That horse bolted a long time ago. The simple reason is that frontosas have already been here for over twenty years! Maybe that very fact, that frontosas have been here for that long without incidence, will help in the analysis. We'll just have to wait it out. All us hobbyists want is to be able to strengthen our Burundis and Kigomas with some new blood and be able to enjoy the new blues swimming around in our tanks. I may well be wrong but I get the feeling that there are breeders down here that see imported fronts as a threat to the strong market for their home grown fry. We get $15 to $20 AUD wholesale for 1 ½ inch fry. I again talked to a couple of fish importers on this subject and apparently on German price lists fronts (I'm assuming Burundis) are around the same price as tropheus duboisi. Last I saw duboisis were retailing here around $50 AUD - I might be a bit out of touch there. There's a good chance that the hype of newly imported fronts will bump that up somewhat as well. You can bet that the blue varieties would be much dearer items as well. So from what I can see there is no substantial threat to the home grown market from imported fronts. Im probably not making any friends here discussing such things but I guess 'till the day comes it's all just my thinking anyway.

Well that's about it guys. That Kigoma female that I mentioned earlier didn't hold her eggs.
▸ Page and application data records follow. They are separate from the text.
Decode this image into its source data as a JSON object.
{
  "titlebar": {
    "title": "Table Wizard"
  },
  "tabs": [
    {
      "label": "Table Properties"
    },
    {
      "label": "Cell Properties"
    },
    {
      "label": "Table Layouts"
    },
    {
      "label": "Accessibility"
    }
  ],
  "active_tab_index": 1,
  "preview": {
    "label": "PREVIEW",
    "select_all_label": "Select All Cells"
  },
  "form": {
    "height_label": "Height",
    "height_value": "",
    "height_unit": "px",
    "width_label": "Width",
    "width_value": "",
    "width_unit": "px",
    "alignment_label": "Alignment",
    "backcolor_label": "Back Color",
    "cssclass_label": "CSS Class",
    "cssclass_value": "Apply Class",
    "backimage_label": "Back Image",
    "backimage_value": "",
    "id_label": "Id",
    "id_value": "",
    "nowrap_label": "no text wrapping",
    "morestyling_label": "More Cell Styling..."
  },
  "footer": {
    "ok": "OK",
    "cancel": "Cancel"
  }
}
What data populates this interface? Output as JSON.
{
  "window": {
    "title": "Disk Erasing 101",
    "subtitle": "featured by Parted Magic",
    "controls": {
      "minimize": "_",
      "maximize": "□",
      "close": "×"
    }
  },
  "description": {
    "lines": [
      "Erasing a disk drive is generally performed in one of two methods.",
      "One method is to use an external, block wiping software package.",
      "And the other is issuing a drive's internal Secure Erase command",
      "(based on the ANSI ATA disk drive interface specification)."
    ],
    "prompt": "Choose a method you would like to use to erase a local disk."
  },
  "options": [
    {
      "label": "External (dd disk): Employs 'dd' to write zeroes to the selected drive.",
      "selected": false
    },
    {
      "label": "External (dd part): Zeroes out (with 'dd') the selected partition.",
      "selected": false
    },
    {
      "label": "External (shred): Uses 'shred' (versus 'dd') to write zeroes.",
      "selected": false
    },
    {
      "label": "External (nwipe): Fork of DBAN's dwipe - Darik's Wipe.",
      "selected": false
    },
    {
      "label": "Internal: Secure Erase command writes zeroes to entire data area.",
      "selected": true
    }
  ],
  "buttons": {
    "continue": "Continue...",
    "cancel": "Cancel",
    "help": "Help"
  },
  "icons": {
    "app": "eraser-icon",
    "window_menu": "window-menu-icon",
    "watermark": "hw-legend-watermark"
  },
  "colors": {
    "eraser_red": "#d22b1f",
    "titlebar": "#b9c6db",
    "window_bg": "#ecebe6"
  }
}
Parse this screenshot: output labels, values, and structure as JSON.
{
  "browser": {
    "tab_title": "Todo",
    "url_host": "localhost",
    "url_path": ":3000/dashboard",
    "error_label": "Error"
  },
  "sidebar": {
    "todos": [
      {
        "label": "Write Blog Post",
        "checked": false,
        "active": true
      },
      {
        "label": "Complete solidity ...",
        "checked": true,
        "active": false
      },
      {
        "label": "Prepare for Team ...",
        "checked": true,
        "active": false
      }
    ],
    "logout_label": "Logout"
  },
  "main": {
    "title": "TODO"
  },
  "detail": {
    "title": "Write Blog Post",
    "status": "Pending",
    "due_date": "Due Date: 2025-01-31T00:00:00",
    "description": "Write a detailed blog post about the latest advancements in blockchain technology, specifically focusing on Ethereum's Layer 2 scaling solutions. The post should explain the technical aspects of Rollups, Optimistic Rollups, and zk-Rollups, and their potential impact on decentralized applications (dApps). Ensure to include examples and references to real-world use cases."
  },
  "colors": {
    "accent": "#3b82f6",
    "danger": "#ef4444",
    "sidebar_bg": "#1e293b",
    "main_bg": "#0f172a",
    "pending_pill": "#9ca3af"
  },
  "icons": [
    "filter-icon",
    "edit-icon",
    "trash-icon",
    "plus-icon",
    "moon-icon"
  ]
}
They've been doing that for a while now. But I'm patient (have no choice there) and they're growing, they'll get the hang of it eventually. My Burundi females are a lot more experienced and have anywhere from twelve to about seventy fry at the most, every two months. The last spawn was forty nicely barred younguns. Sure would be nice to have the other side of that 800 gallon tank swarming with Mpimbwes! Two dozen wild fish should do it nicely - I'll keep on dreamin' and droolin' for now.

Steve Carruthers
 
1 - 1 of 1 Posts
Top